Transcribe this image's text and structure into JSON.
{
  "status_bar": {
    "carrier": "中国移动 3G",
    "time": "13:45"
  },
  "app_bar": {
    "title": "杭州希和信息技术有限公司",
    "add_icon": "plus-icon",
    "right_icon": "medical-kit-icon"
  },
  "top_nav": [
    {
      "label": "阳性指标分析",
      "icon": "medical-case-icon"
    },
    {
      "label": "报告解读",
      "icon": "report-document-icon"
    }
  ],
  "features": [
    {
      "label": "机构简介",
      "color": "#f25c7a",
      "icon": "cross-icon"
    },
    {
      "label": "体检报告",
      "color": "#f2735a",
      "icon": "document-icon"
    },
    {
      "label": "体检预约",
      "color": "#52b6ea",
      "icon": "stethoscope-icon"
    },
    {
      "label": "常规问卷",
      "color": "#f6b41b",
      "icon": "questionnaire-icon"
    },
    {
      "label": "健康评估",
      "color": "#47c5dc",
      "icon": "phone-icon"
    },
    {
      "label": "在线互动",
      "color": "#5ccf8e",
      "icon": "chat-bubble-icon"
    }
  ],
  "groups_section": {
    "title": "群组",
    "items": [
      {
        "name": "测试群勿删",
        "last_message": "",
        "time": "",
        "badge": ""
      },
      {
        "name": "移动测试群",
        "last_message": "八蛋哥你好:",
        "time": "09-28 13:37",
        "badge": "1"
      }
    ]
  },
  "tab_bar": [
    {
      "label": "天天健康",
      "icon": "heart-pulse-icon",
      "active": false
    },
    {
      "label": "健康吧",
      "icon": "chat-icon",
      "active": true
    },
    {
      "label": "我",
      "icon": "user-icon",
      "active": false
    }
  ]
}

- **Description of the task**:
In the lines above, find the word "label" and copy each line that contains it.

- **Final answer**:
      "label": "阳性指标分析",
      "label": "报告解读",
      "label": "机构简介",
      "label": "体检报告",
      "label": "体检预约",
      "label": "常规问卷",
      "label": "健康评估",
      "label": "在线互动",
      "label": "天天健康",
      "label": "健康吧",
      "label": "我",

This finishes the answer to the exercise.